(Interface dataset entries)

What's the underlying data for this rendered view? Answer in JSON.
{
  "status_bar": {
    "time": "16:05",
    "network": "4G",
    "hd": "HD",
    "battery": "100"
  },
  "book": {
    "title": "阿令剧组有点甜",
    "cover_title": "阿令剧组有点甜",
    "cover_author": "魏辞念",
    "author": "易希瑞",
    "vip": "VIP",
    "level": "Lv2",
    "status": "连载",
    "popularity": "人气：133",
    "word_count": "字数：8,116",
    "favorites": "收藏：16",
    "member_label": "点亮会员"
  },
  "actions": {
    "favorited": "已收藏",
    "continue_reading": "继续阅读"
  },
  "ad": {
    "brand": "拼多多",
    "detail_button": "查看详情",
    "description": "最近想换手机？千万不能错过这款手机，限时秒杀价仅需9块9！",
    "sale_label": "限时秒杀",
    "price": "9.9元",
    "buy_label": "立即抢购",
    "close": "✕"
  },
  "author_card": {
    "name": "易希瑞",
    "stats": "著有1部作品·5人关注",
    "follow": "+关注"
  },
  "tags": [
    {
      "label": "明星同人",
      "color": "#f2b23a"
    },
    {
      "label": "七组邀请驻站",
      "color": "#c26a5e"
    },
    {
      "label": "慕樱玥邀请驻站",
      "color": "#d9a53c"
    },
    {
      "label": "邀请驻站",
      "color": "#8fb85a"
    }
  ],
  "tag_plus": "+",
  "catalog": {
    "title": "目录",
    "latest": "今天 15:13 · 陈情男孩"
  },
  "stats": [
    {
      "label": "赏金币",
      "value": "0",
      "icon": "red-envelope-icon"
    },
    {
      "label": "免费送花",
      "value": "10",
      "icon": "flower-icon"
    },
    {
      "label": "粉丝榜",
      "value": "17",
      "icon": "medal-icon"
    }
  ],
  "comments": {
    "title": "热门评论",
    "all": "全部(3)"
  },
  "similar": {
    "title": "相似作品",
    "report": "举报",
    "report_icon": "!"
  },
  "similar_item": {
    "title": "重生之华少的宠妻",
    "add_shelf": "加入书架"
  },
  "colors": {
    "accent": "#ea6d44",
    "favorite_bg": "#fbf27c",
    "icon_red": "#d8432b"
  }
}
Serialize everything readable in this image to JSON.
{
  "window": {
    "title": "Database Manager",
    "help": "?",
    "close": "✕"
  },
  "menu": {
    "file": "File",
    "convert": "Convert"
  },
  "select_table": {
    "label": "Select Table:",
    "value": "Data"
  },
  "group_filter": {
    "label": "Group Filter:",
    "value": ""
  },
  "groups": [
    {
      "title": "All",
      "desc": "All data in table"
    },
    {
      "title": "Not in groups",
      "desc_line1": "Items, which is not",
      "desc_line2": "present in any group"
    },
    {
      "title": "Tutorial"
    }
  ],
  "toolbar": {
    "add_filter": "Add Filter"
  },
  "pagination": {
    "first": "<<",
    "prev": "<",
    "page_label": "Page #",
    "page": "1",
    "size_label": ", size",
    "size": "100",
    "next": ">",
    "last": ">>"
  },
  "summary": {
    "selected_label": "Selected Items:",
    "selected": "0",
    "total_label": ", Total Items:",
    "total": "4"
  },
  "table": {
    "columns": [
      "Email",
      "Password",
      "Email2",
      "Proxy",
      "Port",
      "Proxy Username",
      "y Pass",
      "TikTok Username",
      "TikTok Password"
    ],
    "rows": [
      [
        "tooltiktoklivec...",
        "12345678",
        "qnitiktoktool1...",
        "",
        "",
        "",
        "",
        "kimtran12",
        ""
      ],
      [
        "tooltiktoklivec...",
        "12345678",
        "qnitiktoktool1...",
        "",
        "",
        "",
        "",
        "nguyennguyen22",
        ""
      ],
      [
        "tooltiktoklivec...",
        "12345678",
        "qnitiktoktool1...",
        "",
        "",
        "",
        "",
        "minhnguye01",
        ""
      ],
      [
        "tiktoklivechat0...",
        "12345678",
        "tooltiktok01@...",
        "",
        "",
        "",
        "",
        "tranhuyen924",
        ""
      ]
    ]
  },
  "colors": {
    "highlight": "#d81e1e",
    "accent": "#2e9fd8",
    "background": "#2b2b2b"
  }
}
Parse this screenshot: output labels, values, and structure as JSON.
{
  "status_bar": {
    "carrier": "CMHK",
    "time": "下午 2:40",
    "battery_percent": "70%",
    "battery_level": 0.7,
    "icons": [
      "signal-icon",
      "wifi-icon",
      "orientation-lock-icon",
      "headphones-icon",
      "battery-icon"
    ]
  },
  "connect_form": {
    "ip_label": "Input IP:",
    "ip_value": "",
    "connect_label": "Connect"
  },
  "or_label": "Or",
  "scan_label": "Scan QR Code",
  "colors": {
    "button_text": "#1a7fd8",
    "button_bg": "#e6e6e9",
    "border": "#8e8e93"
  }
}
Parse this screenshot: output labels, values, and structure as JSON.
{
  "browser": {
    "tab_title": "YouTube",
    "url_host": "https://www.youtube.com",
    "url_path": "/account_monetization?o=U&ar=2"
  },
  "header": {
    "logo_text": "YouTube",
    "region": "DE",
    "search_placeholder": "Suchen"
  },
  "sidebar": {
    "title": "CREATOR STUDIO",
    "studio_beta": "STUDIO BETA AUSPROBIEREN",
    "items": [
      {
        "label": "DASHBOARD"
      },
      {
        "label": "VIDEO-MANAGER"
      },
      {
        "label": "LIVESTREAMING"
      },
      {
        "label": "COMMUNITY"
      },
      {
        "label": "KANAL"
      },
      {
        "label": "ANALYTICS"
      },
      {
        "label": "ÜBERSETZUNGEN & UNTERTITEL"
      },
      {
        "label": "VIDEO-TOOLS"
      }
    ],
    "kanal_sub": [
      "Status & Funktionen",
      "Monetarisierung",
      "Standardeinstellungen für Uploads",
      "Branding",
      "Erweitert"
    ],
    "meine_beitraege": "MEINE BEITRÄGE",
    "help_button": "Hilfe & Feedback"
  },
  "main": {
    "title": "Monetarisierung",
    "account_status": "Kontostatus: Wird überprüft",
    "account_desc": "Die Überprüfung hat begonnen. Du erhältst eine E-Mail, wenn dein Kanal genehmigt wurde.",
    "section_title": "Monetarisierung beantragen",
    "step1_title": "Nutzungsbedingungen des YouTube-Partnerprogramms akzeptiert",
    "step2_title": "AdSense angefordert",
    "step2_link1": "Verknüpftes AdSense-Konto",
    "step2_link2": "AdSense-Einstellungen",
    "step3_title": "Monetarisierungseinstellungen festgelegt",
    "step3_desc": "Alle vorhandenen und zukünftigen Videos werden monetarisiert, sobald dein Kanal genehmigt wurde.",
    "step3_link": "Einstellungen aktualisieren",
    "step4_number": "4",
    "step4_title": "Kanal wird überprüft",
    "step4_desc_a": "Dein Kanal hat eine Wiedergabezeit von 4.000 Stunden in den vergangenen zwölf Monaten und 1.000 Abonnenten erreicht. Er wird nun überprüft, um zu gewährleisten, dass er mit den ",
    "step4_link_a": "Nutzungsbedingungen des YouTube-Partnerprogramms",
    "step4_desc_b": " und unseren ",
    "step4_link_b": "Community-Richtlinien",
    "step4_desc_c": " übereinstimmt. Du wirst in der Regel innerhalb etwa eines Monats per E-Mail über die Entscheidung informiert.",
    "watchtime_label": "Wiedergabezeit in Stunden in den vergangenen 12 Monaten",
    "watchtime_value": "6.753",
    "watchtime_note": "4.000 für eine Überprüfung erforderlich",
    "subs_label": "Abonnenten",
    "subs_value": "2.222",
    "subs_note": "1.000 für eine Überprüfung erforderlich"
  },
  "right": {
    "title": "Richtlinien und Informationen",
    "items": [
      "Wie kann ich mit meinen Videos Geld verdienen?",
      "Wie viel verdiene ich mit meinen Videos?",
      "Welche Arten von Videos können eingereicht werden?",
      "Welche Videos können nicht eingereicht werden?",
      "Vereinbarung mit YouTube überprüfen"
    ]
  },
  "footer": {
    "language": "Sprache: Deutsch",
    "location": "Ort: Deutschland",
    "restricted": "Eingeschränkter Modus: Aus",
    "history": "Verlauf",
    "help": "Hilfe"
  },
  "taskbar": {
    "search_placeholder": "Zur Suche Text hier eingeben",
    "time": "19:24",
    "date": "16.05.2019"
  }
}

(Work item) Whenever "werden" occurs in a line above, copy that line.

(Answer section)
    "step3_desc": "Alle vorhandenen und zukünftigen Videos werden monetarisiert, sobald dein Kanal genehmigt wurde.",
      "Welche Arten von Videos können eingereicht werden?",
      "Welche Videos können nicht eingereicht werden?",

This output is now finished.